(Saved entries)
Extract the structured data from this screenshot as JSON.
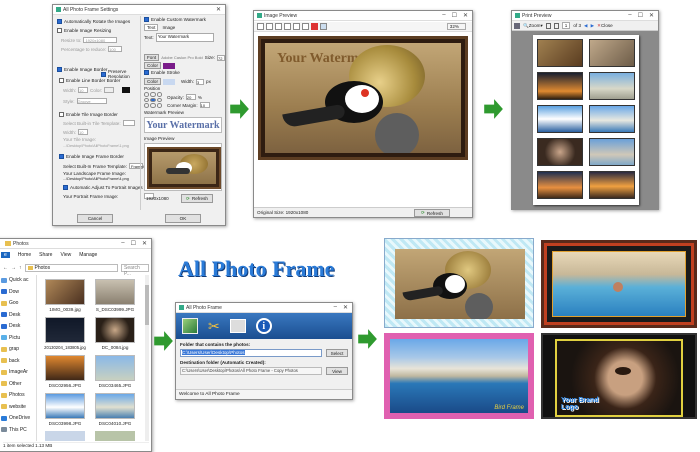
{
  "settings": {
    "title": "All Photo Frame Settings",
    "auto_rotate": "Automatically Rotate the Images",
    "enable_resizing": "Enable Image Resizing",
    "resize_to": "Resize to:",
    "resize_value": "1920x1080",
    "percentage": "Percentage to reduce:",
    "percentage_value": "100",
    "enable_border": "Enable Image Border",
    "preserve_resolution": "Preserve Resolution",
    "enable_line_border": "Enable Line Border Border",
    "width": "Width:",
    "width_value": "10",
    "color": "Color:",
    "style": "Style:",
    "style_value": "Groove",
    "enable_tile": "Enable Tile Image Border",
    "select_tile": "Select Built-in Tile Template:",
    "your_tile": "Your Tile Image:",
    "tile_path": "...\\Desktop\\Photo\\AllPhotoFrame\\1.png",
    "enable_frame": "Enable Image Frame Border",
    "select_frame": "Select Built-In Frame Template:",
    "frame_value": "Frame4",
    "landscape": "Your Landscape Frame Image:",
    "landscape_path": "...\\Desktop\\Photo\\AllPhotoFrame\\4.png",
    "auto_adjust": "Automatic Adjust To Portrait Images",
    "portrait": "Your Portrait Frame Image:",
    "enable_watermark": "Enable Custom Watermark",
    "text_label": "Text",
    "image_label": "Image",
    "text_field_label": "Text:",
    "text_value": "Your Watermark",
    "font_label": "Font",
    "font_value": "Adobe Caslon Pro Bold",
    "size_label": "Size:",
    "size_value": "72",
    "color_label": "Color",
    "enable_stroke": "Enable Stroke",
    "stroke_color": "Color",
    "stroke_width_label": "Width:",
    "stroke_width_value": "3",
    "px": "px",
    "position_label": "Position",
    "opacity_label": "Opacity:",
    "opacity_value": "20",
    "pct": "%",
    "corner_label": "Corner Margin:",
    "corner_value": "10",
    "watermark_preview_label": "Watermark Preview",
    "watermark_preview_text": "Your Watermark",
    "image_preview_label": "Image Preview",
    "resolution": "1920x1080",
    "refresh": "Refresh",
    "cancel": "Cancel",
    "ok": "OK"
  },
  "image_preview": {
    "title": "Image Preview",
    "zoom": "32%",
    "watermark": "Your Watermark",
    "original_size": "Original Size: 1920x1080",
    "refresh": "Refresh"
  },
  "print_preview": {
    "title": "Print Preview",
    "zoom": "Zoom",
    "page": "1",
    "of": "of 3",
    "close": "Close"
  },
  "explorer": {
    "title": "Photos",
    "tabs": [
      "e",
      "Home",
      "Share",
      "View",
      "Manage"
    ],
    "address": "Photos",
    "search_placeholder": "Search P...",
    "nav_items": [
      "Quick ac",
      "Dow",
      "Goo",
      "Desk",
      "Desk",
      "Pictu",
      "grap",
      "back",
      "ImageAr",
      "Other",
      "Photos",
      "website",
      "OneDrive",
      "This PC"
    ],
    "files": [
      "1IMG_0039.jpg",
      "S_DSC03999.JPG",
      "20130204_183805.jpg",
      "DC_0084.jpg",
      "DSC02956.JPG",
      "DSC03465.JPG",
      "DSC03998.JPG",
      "DSC04010.JPG"
    ],
    "status": "1 item selected  1.13 MB"
  },
  "app_title": "All Photo Frame",
  "main": {
    "title": "All Photo Frame",
    "folder_label": "Folder that contains the photos:",
    "folder_value": "C:\\Users\\User\\Desktop\\Photos",
    "select": "Select",
    "dest_label": "Destination folder (Automatic Created):",
    "dest_value": "C:\\Users\\User\\Desktop\\Photos\\All Photo Frame - Copy Photos",
    "view": "View",
    "welcome": "Welcome to All Photo Frame"
  },
  "results": {
    "watermark1": "Bird Frame",
    "watermark2": "Your Brand Logo"
  },
  "colors": {
    "accent": "#2a6bd2",
    "arrow": "#2f9a2f",
    "title_blue": "#2a7bd8"
  }
}
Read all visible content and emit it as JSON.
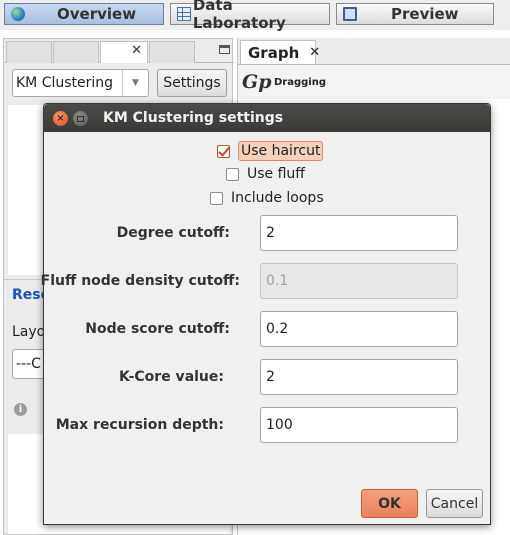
{
  "toolbar": {
    "overview_label": "Overview",
    "data_lab_label": "Data Laboratory",
    "preview_label": "Preview"
  },
  "left_panel": {
    "combo_value": "KM Clustering",
    "settings_label": "Settings",
    "reset_label": "Rese",
    "layout_label": "Layo",
    "layout_combo_value": "---C"
  },
  "graph_panel": {
    "tab_label": "Graph",
    "tool_glyph": "Gp",
    "mode_label": "Dragging"
  },
  "dialog": {
    "title": "KM Clustering settings",
    "checkboxes": [
      {
        "label": "Use haircut",
        "checked": true
      },
      {
        "label": "Use fluff",
        "checked": false
      },
      {
        "label": "Include loops",
        "checked": false
      }
    ],
    "fields": [
      {
        "label": "Degree cutoff:",
        "value": "2",
        "enabled": true
      },
      {
        "label": "Fluff node density cutoff:",
        "value": "0.1",
        "enabled": false
      },
      {
        "label": "Node score cutoff:",
        "value": "0.2",
        "enabled": true
      },
      {
        "label": "K-Core value:",
        "value": "2",
        "enabled": true
      },
      {
        "label": "Max recursion depth:",
        "value": "100",
        "enabled": true
      }
    ],
    "ok_label": "OK",
    "cancel_label": "Cancel"
  },
  "colors": {
    "accent": "#e9815c",
    "titlebar": "#3d3d3a",
    "link": "#1a52c9"
  }
}
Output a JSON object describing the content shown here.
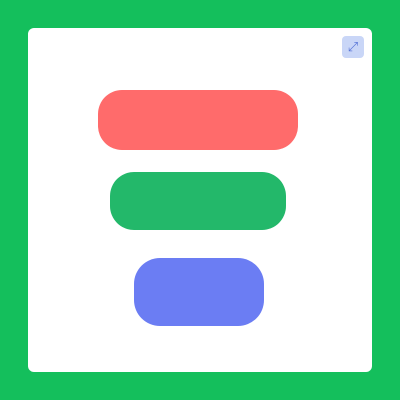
{
  "window": {
    "title": "",
    "corner_icon": "expand-icon"
  },
  "buttons": {
    "top_label": "",
    "middle_label": "",
    "bottom_label": ""
  },
  "colors": {
    "frame": "#14bf5c",
    "top_button": "#ff6b6b",
    "middle_button": "#23b86a",
    "bottom_button": "#6b7df3"
  }
}
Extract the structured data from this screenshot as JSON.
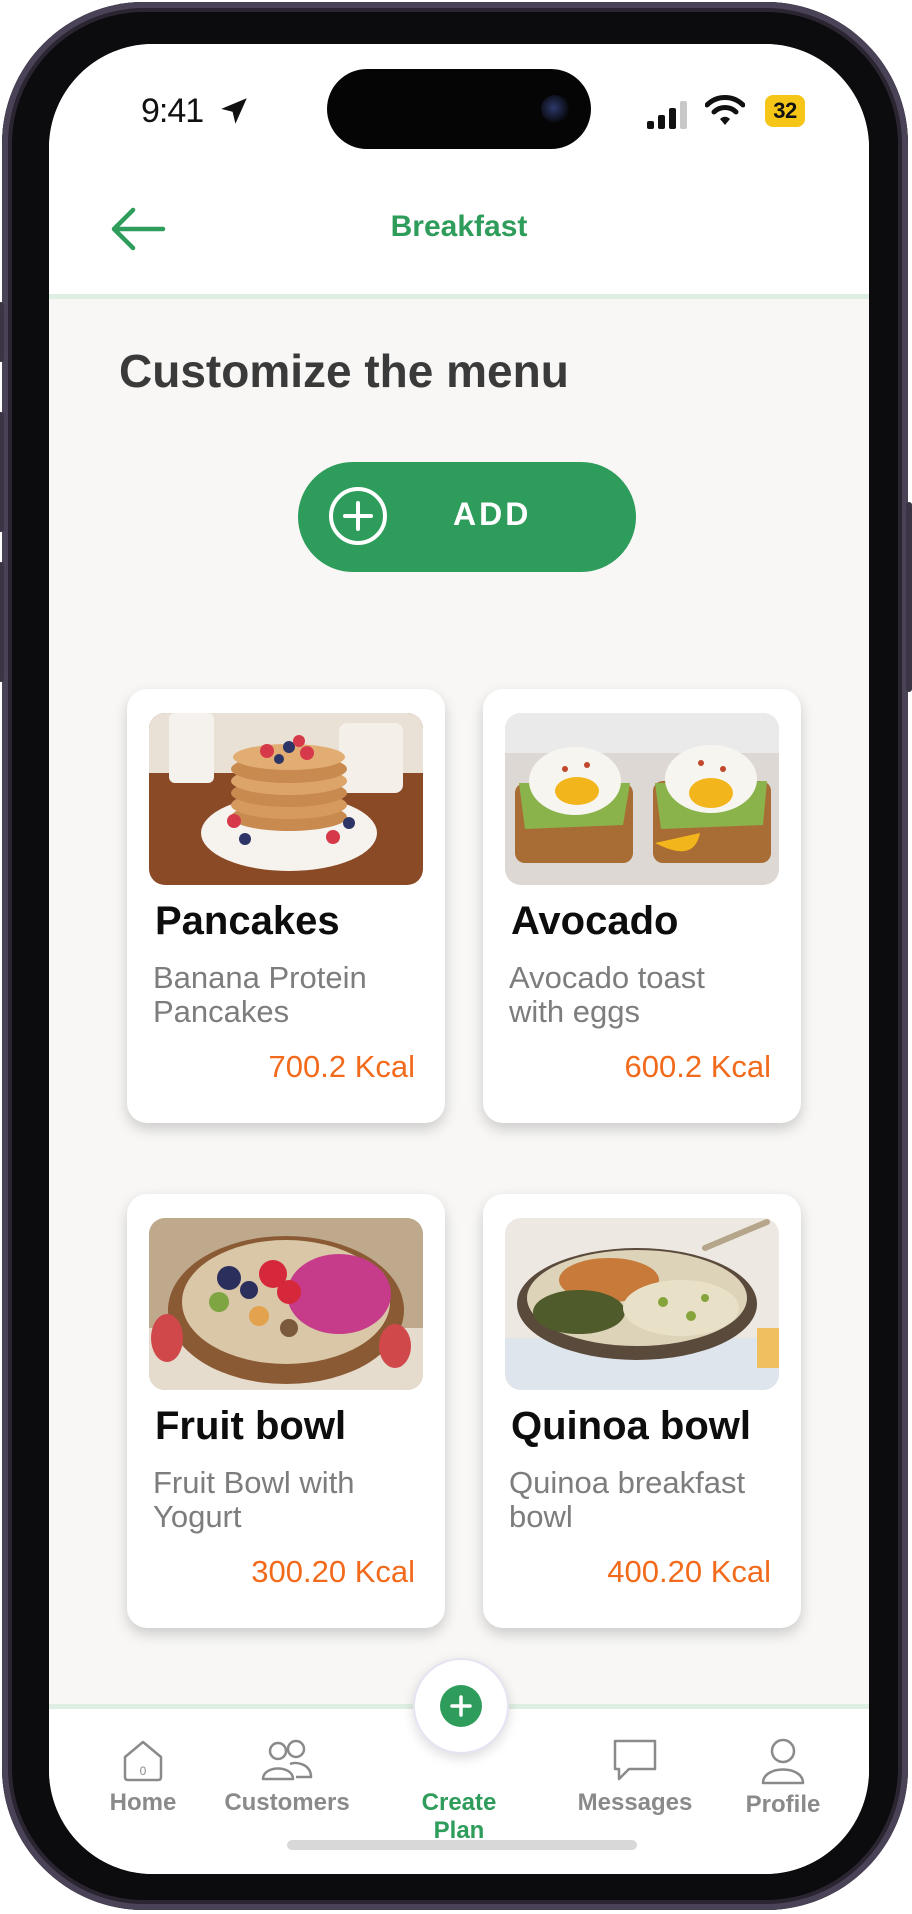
{
  "status_bar": {
    "time": "9:41",
    "battery": "32",
    "icons": [
      "location-arrow-icon",
      "signal-icon",
      "wifi-icon",
      "battery-icon"
    ]
  },
  "header": {
    "title": "Breakfast",
    "back_icon": "arrow-left-icon"
  },
  "main": {
    "heading": "Customize the menu",
    "add_button": {
      "label": "ADD",
      "icon": "plus-circle-icon"
    },
    "cards": [
      {
        "title": "Pancakes",
        "description": "Banana  Protein\nPancakes",
        "kcal": "700.2 Kcal"
      },
      {
        "title": "Avocado",
        "description": "Avocado toast\nwith eggs",
        "kcal": "600.2 Kcal"
      },
      {
        "title": "Fruit bowl",
        "description": "Fruit Bowl with\nYogurt",
        "kcal": "300.20 Kcal"
      },
      {
        "title": "Quinoa bowl",
        "description": "Quinoa breakfast\nbowl",
        "kcal": "400.20 Kcal"
      }
    ]
  },
  "tabbar": {
    "items": [
      {
        "label": "Home",
        "icon": "home-icon"
      },
      {
        "label": "Customers",
        "icon": "users-icon"
      },
      {
        "label": "Create Plan",
        "icon": "plus-icon",
        "active": true
      },
      {
        "label": "Messages",
        "icon": "chat-icon"
      },
      {
        "label": "Profile",
        "icon": "user-icon"
      }
    ]
  },
  "colors": {
    "accent": "#2e9c5a",
    "kcal": "#f26a1b",
    "heading": "#3a3a3a",
    "background": "#f8f7f5"
  }
}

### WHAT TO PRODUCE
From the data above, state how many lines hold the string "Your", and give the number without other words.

### REPLY
7